For the first time in his career the 32-year-old Varner played in every major and was ranked as high as 35th in the world. There is a real possibility that LIV golfers will be shut out of playing on golf’s biggest stages in 2023, but Varner, now just reaching the prime of his career, is at peace with his decision.
"I dreamed about going home and the lights would be on and things would be easy, not winning a major," said Varner, one of just a few black golfers in professional golf. "That’s the difference. That’s what is wrong with golf. They just assume that every kid who plays golf is a country club kid, and for the most part they are, and that’s where I struggle.
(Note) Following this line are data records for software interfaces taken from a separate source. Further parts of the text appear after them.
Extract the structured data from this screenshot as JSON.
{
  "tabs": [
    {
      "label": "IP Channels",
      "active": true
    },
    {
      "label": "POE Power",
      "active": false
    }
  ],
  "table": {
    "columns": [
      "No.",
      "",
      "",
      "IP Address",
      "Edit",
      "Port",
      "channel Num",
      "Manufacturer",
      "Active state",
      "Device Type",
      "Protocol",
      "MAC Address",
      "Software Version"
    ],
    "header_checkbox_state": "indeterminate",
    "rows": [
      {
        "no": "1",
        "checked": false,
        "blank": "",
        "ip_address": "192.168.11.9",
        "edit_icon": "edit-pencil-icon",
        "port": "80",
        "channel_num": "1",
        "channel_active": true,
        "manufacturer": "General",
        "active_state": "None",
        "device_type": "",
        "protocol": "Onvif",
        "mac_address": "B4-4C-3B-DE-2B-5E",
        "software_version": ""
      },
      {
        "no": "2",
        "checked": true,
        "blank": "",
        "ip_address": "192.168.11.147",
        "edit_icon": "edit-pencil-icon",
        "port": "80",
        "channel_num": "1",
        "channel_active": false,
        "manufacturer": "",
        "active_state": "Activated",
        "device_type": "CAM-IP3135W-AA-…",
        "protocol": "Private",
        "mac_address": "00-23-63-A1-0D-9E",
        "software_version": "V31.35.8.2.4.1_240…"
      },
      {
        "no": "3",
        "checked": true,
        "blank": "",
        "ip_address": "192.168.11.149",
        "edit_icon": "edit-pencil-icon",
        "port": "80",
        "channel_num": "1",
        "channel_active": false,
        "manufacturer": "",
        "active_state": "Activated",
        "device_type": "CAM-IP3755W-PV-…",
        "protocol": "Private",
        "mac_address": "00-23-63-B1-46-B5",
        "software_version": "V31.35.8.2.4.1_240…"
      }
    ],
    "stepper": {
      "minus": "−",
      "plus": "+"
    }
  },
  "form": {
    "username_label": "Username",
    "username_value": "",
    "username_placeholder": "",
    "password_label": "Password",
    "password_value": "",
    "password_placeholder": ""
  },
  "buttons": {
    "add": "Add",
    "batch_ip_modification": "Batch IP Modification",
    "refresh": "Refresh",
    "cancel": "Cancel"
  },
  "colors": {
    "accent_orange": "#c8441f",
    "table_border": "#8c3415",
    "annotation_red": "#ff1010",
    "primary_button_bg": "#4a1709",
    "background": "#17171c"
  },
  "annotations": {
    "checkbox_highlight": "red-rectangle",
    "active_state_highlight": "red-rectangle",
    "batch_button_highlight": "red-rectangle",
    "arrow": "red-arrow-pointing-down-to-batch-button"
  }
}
People ask ‘Why would you give up that dream, of possibly winning the Masters?' Well, hey bud, that wasn’t my dream. My dream was to make as much money on the PGA Tour as possible, and now there is another tour that makes a lot more money and with more money I can help more people."
Varner teamed up with PGA Tour newcomer Trevor Cole at this week’s clinic for kids at CCNC in the North Carolina Sandhills. The two have been friends since junior golfing days.
"It’s only a divorce because that’s the way the media writes it," Varner said of pitting PGA Tour players versus LIV golfers. "Trevor is coming on to the PGA Tour and he’s here with me. They are really good at making things so divisive. The world is really good at that.
"I never played the PGA Tour just to say I play on the PGA Tour. People look up to the PGA Tour since it has been around so long and that’s just fine. If they presented Trevor with $10 million I bet he would think differently. Everyone is in their own shoes and I respect everyone. I like everyone on Tour and there are very few people I don’t get along with in life, so I’m not worried about it but I think the hatred is just ugly. You think of golf as being a gentlemen’s sport and that’s not what this has been. I could care less now. My job is to play good golf.”
Earlier this year Varner sank a 90-foot eagle putt on the 18th hole to win the PIF Saudi International in dramatic fashion. He doesn’t even know where the trophy is.
"Don’t talk to me about trophies. I don’t need a trophy," Varner said. "It does not solidify who I am as a person. I am kind of embarrassed that that’s really all some people look forward to. If that’s all you look forward to is a trophy then you are missing out on life in my opinion.
"Hell yeah (it has been hard), because people are hating on me for no reason," Varner added of reaction to his jump to LIV. "I like to be liked, who doesn’t? But the articles last week did a terrible job of saying I was depressed. Trust me, I’m not, I’m totally fine with my decision. I think it’s weird you are hated because you want to take care of your family."
Varner wishes the PGA Tour well and is thankful for the opportunity it presented him. The former East Carolina University All-American has career earnings of $10.7 million.
"I really respect a lot of people who work for the Tour and that’s their job and I would never try to do anything to hurt those people," he said. "But I find it funny you can tell a man what to do about taking money when you already have so much money. That’s what I don’t understand. You are full of it if you think you just deserve stuff in life."
"I did it (switched to LIV Golf) because it was presented to me. I don’t care what the process of getting to that point is. I guess making a 90-foot putt helped out a lot. But sometimes it not on merit, sometimes it is on merit. If it’s on merit I can go play the PGA Tour and keep my card, I’m good enough, I don’t have any doubt about my ability. You can’t take that away from me. I have just never have dreamed about having my name on this trophy or that trophy. That’s not what I care about; I care about changing people’s lives."
So, by all accounts, the PGA Tour in Varner has lost a true ambassador to the game and one of its most popular figures.